Problem description:
Working through the records below, count the lines that include "zoom". The reply is that number alone.

————————

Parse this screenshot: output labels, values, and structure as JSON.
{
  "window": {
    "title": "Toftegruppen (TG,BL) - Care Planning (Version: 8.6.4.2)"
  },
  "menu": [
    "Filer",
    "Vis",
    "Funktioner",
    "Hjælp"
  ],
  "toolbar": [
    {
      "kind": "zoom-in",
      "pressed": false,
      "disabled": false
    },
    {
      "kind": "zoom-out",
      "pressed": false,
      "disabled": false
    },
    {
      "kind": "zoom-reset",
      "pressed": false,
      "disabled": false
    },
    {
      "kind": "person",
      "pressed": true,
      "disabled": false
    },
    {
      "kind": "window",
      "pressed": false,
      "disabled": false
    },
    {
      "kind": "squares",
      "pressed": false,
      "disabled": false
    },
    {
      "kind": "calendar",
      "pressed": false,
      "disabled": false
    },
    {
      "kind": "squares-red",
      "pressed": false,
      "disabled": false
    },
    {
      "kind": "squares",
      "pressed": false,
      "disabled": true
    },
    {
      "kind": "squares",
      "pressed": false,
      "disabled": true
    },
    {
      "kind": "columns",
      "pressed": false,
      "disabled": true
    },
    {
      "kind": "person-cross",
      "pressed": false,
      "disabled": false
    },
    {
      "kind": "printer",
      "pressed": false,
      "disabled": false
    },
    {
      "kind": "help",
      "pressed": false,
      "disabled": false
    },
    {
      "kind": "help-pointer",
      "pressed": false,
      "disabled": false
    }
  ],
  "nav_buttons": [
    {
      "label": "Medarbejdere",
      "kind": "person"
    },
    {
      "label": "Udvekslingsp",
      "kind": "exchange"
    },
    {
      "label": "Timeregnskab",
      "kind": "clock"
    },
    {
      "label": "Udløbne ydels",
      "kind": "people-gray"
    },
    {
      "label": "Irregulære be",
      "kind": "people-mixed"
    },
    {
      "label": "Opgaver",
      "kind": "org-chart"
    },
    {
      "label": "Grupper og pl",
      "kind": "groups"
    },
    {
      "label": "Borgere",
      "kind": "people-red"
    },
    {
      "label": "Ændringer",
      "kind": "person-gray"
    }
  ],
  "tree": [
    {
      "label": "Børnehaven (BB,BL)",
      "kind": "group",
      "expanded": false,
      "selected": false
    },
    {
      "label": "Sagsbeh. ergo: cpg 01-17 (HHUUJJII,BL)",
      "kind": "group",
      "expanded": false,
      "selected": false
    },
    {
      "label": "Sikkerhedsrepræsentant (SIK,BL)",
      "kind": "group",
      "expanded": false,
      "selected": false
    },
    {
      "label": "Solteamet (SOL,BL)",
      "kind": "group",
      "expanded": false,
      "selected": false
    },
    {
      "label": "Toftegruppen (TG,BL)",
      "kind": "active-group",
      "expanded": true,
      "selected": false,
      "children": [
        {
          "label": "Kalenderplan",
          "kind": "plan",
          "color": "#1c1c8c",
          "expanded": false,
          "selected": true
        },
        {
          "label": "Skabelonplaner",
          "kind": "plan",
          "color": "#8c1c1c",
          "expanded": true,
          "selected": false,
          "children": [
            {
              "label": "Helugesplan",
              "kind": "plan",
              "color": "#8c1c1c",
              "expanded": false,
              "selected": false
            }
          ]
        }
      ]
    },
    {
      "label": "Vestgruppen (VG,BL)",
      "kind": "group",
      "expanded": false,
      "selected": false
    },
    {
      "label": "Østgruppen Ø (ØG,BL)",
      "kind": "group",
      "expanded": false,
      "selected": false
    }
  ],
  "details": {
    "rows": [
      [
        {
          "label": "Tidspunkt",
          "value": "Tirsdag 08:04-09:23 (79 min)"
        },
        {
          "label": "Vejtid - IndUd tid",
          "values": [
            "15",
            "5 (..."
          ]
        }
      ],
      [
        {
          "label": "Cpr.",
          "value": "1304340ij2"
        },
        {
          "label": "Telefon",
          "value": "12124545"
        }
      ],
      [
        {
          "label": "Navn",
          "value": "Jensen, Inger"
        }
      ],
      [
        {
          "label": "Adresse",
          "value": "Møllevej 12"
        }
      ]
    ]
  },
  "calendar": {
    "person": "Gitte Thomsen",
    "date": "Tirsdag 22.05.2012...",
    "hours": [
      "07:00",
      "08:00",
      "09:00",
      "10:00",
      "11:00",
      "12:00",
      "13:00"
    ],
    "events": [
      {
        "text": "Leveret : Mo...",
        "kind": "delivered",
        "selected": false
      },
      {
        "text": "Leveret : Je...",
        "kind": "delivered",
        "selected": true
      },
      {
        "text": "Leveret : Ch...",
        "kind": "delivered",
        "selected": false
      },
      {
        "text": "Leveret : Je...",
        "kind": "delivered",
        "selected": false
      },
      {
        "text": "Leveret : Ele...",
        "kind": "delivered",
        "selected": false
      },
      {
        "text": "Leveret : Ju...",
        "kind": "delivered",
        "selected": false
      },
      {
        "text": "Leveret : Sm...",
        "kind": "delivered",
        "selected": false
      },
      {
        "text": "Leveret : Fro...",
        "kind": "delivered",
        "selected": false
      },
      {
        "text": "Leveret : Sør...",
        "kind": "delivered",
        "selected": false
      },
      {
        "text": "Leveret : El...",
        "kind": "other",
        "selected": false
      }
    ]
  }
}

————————

Reply to the task:
3